» THE TASK: Each line in the entries below that holds the word "Muhammad" belongs in the answer.

» MATERIAL PROVIDED:
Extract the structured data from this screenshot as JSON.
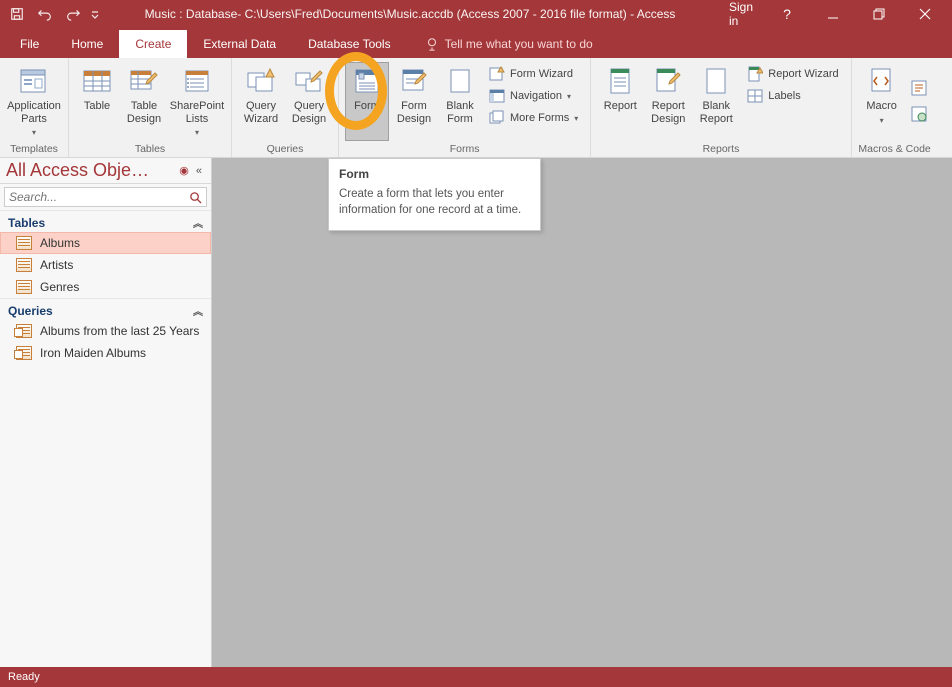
{
  "title_bar": {
    "title": "Music : Database- C:\\Users\\Fred\\Documents\\Music.accdb (Access 2007 - 2016 file format) - Access",
    "sign_in": "Sign in"
  },
  "tabs": {
    "file": "File",
    "home": "Home",
    "create": "Create",
    "external_data": "External Data",
    "database_tools": "Database Tools",
    "tell_me": "Tell me what you want to do"
  },
  "ribbon": {
    "templates": {
      "label": "Templates",
      "application_parts": "Application\nParts"
    },
    "tables": {
      "label": "Tables",
      "table": "Table",
      "table_design": "Table\nDesign",
      "sharepoint_lists": "SharePoint\nLists"
    },
    "queries": {
      "label": "Queries",
      "query_wizard": "Query\nWizard",
      "query_design": "Query\nDesign"
    },
    "forms": {
      "label": "Forms",
      "form": "Form",
      "form_design": "Form\nDesign",
      "blank_form": "Blank\nForm",
      "form_wizard": "Form Wizard",
      "navigation": "Navigation",
      "more_forms": "More Forms"
    },
    "reports": {
      "label": "Reports",
      "report": "Report",
      "report_design": "Report\nDesign",
      "blank_report": "Blank\nReport",
      "report_wizard": "Report Wizard",
      "labels": "Labels"
    },
    "macros": {
      "label": "Macros & Code",
      "macro": "Macro"
    }
  },
  "nav": {
    "title": "All Access Obje…",
    "search_placeholder": "Search...",
    "groups": {
      "tables": {
        "label": "Tables",
        "items": [
          "Albums",
          "Artists",
          "Genres"
        ]
      },
      "queries": {
        "label": "Queries",
        "items": [
          "Albums from the last 25 Years",
          "Iron Maiden Albums"
        ]
      }
    }
  },
  "tooltip": {
    "title": "Form",
    "body": "Create a form that lets you enter information for one record at a time."
  },
  "status": "Ready"
}
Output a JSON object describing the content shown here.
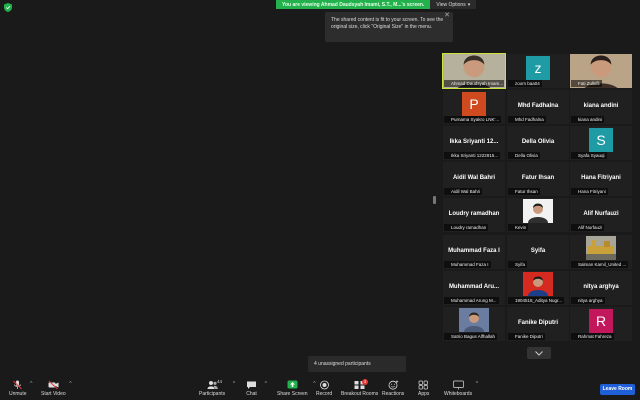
{
  "banner": {
    "viewing_text": "You are viewing Ahmad Daudsyah Imami, S.T., M...'s screen.",
    "view_options_label": "View Options"
  },
  "tooltip": {
    "text": "The shared content is fit to your screen. To see the original size, click \"Original Size\" in the menu."
  },
  "participants": [
    {
      "label": "Ahmad Daudsyah Imam...",
      "center": "",
      "kind": "photo",
      "active": true
    },
    {
      "label": "zoom baa04",
      "center": "",
      "kind": "letter",
      "letter": "z",
      "color": "#1e9ba5"
    },
    {
      "label": "Fati Zulkifli",
      "center": "",
      "kind": "photo"
    },
    {
      "label": "Purnama Syakro LNK'...",
      "center": "",
      "kind": "letter",
      "letter": "P",
      "color": "#d04a1f"
    },
    {
      "label": "Mhd Fadhalna",
      "center": "Mhd Fadhalna",
      "kind": "text"
    },
    {
      "label": "kiana andini",
      "center": "kiana andini",
      "kind": "text"
    },
    {
      "label": "Ikka Sriyanti 1222915...",
      "center": "Ikka Sriyanti 12...",
      "kind": "text"
    },
    {
      "label": "Della Olivia",
      "center": "Della Olivia",
      "kind": "text"
    },
    {
      "label": "Syafa Syauqi",
      "center": "",
      "kind": "letter",
      "letter": "S",
      "color": "#1e9ba5"
    },
    {
      "label": "Aidil Wal Bahri",
      "center": "Aidil Wal Bahri",
      "kind": "text"
    },
    {
      "label": "Fatur Ihsan",
      "center": "Fatur Ihsan",
      "kind": "text"
    },
    {
      "label": "Hana Fitriyani",
      "center": "Hana Fitriyani",
      "kind": "text"
    },
    {
      "label": "Loudry ramadhan",
      "center": "Loudry ramadhan",
      "kind": "text"
    },
    {
      "label": "Kevin",
      "center": "",
      "kind": "photo"
    },
    {
      "label": "Alif Nurfauzi",
      "center": "Alif Nurfauzi",
      "kind": "text"
    },
    {
      "label": "Muhammad Faza I",
      "center": "Muhammad Faza I",
      "kind": "text"
    },
    {
      "label": "Syifa",
      "center": "Syifa",
      "kind": "text"
    },
    {
      "label": "Salman Kamil_United ...",
      "center": "",
      "kind": "photo"
    },
    {
      "label": "Muhammad Arung M...",
      "center": "Muhammad Aru...",
      "kind": "text"
    },
    {
      "label": "1904518_Aditya Nugr...",
      "center": "",
      "kind": "photo"
    },
    {
      "label": "nitya arghya",
      "center": "nitya arghya",
      "kind": "text"
    },
    {
      "label": "Satrio Bagus Alfhallah",
      "center": "",
      "kind": "photo"
    },
    {
      "label": "Fanike Diputri",
      "center": "Fanike Diputri",
      "kind": "text"
    },
    {
      "label": "Rahmat Fahreza",
      "center": "",
      "kind": "letter",
      "letter": "R",
      "color": "#c2185b"
    }
  ],
  "unassigned": "4 unassigned participants",
  "toolbar": {
    "unmute": "Unmute",
    "start_video": "Start Video",
    "participants": "Participants",
    "participant_count": "44",
    "chat": "Chat",
    "share_screen": "Share Screen",
    "record": "Record",
    "breakout_rooms": "Breakout Rooms",
    "breakout_badge": "3",
    "reactions": "Reactions",
    "apps": "Apps",
    "whiteboards": "Whiteboards",
    "leave": "Leave Room"
  },
  "colors": {
    "banner_green": "#22b14c",
    "active_outline": "#c8e23b",
    "leave_blue": "#1f5fd8",
    "muted_red": "#e53935"
  }
}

» OUTPUT BELOW:
      "label": "Muhammad Faza I",
      "center": "Muhammad Faza I",
      "label": "Muhammad Arung M...",
      "center": "Muhammad Aru...",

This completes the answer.